The original Death Star had a diameter of 140Km, was crewed by 1.7 million personnel, and had the ability to destroy a planet.
Sean Andrews’ version doesn’t pack quite that firepower, but it is still an impressive undertaking. Andrews and his band of rebels at the small Australian electronics startup have successfully taken on the Empire-sized Disney corporation and convinced it to license Plox’ version of the Death Star to taken on the entire planet.
Andrews and the team at Plox have reimagined the Death Star as a scale-model Bluetooth speaker that uses magnets to levitate above its base.
And their timing couldn’t be better, with the December cinema release of Rogue One – A Star Wars Story, and 2017 marking the 40th anniversary of the film that started it all.
Andrews says he first came up with the idea in early 2015 when he saw another version of a levitating speaker.
“We looked at it and said, ‘hey, wait a second, maybe we can make that into a Death Star’,” Andrews recalls.
That idea was sent to a designer, and Plox began building out its go-to-market strategy. That meant winning Disney’s approval. But like the mission that destroyed the original Death Star in the 1977 film, the approach would not be easy.
“We contacted a friend who is in the licensing space and had sold licensed products in with Disney,” Andrews says.
That put them in touch with Disney itself, but it took connections with another three people to find the one they needed to deal with.
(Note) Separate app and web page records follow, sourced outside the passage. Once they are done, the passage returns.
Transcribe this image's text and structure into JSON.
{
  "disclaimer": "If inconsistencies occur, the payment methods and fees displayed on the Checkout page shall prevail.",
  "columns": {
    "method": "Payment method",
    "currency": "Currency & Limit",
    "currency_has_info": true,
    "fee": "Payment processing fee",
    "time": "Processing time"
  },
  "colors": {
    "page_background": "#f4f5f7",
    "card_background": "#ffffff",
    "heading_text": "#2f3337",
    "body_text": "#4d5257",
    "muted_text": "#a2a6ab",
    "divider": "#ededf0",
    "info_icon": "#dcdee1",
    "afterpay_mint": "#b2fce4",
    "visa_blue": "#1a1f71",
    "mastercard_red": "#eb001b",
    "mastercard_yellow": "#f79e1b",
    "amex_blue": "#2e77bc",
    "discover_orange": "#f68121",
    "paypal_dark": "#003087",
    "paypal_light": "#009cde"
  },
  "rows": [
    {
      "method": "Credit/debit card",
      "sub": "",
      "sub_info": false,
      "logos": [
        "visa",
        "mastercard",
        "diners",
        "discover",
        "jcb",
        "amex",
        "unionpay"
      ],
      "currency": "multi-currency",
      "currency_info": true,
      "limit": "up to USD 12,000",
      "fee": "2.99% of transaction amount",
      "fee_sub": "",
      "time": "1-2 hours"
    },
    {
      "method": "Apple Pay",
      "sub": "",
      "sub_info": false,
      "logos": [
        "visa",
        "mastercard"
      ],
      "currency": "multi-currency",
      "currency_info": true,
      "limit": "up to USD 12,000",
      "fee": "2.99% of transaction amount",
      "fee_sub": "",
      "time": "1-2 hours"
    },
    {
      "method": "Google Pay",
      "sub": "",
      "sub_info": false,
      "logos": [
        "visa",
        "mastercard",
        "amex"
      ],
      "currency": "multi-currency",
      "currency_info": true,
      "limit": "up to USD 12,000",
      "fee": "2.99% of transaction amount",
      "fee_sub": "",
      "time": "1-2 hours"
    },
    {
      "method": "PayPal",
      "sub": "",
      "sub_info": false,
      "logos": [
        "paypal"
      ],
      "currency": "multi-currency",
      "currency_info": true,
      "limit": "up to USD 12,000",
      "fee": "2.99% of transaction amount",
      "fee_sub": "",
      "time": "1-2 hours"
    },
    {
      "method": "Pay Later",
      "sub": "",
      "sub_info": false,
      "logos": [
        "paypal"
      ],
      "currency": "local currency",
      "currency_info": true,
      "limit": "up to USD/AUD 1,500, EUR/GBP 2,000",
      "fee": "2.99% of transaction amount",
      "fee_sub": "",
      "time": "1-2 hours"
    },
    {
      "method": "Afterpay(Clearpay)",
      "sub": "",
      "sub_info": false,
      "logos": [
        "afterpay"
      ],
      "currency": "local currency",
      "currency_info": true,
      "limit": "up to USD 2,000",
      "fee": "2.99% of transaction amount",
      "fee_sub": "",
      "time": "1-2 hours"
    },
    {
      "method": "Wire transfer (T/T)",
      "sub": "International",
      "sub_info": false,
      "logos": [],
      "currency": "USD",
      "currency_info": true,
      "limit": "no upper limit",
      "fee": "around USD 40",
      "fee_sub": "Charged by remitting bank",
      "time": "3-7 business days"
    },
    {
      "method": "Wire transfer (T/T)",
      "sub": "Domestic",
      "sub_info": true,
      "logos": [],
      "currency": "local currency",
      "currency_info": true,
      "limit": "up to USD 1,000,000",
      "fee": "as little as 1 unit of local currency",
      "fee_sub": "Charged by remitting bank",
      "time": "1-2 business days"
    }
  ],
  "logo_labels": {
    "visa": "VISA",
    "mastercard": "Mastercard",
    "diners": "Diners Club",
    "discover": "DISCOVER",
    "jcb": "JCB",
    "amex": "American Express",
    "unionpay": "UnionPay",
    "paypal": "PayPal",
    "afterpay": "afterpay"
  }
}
From there, things happened quickly.
“Rather than just pitching, we went and made one, and brought it in to them,” Andrews says. “By this point your nerves are there, and you just hope the product works when you get it in the room.
“But we had the product in hand, which really sold itself. So we kind of let it do the talking. And that was it.”
The company also developed a merchandising plan that covered everyone from small businesses to large footprint and online stores. Andrew says their efforts were helped by Plox’s heritage in creating and marketing consumer technology, such as portable charging devices, which it had succeeded in having ranged in Dick Smith, Harvey Norman, Big W and airport electronics retailers. The company had also been named as an honouree at the 2015 Consumer Electronics Show awards for innovation in portable power.
Then six months later the company was pitching to Disney.
“In 2015 when we stated engaging them we really only hoped to get Australia and New Zealand as a starting point,” Andrews says. “And after month and month and months they said ‘hey, you guys seem to know that you are doing, let’s bring that global.”
The company has now taken its Death Star to Switzerland, Germany, the UK,and Benelux nations, and are planning on opening up Asia.
“We’re happy with the way it’s gone,” Andrews says. “We’ve definitely noticed the strengths of the Star Wars franchise. It is one of those unbelievable ones where everyone gets it, and you realise how strong Disney is as a global powerhouse and branding company.”
Andrews saysPlox will continue to develop its charger and accessories business, with a focus on a ‘junior’ product line, but the success of the Death Star hasdefinitely got the company considering other licencing deals.
Andrews is adamant that other brands should not feel trepidations when reaching out to behemoths like Disney.
“Just take the punt,” Andrews says. “If you’ve got a good idea and want to run with it, reach out. It doesn’t hurt these days to make a phone call or send an email.”